Using the word "that" as the filter, copy each matching line from the records.

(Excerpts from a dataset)
═══

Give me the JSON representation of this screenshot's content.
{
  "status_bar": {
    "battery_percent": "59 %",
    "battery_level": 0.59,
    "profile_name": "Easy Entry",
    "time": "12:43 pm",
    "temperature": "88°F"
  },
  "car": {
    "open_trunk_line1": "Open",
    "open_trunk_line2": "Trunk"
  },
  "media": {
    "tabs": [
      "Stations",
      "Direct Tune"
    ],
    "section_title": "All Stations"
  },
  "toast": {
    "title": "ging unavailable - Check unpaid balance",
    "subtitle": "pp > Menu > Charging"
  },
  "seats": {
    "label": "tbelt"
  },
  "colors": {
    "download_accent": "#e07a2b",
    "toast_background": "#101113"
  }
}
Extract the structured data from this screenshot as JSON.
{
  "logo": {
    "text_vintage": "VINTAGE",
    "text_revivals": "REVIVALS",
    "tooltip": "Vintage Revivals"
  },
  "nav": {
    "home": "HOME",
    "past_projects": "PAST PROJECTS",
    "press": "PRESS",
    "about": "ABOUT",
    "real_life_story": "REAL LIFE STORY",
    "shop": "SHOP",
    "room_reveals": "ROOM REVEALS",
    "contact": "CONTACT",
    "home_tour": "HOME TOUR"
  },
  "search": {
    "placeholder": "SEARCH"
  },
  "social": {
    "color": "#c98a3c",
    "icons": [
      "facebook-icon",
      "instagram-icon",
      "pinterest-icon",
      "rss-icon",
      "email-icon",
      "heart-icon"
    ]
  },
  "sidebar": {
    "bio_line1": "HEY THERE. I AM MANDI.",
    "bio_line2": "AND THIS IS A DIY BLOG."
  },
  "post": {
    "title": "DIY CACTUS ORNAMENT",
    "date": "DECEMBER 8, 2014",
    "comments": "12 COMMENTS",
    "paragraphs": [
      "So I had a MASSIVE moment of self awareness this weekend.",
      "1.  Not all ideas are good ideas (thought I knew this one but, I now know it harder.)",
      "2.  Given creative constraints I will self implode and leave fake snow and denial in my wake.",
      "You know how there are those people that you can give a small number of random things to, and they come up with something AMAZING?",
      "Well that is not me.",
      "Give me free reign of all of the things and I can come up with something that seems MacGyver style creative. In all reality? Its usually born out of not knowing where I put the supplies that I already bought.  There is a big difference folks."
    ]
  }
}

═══

Exercise solution
      "You know how there are those people that you can give a small number of random things to, and they come up with something AMAZING?",
      "Well that is not me.",
      "Give me free reign of all of the things and I can come up with something that seems MacGyver style creative. In all reality? Its usually born out of not knowing where I put the supplies that I already bought.  There is a big difference folks."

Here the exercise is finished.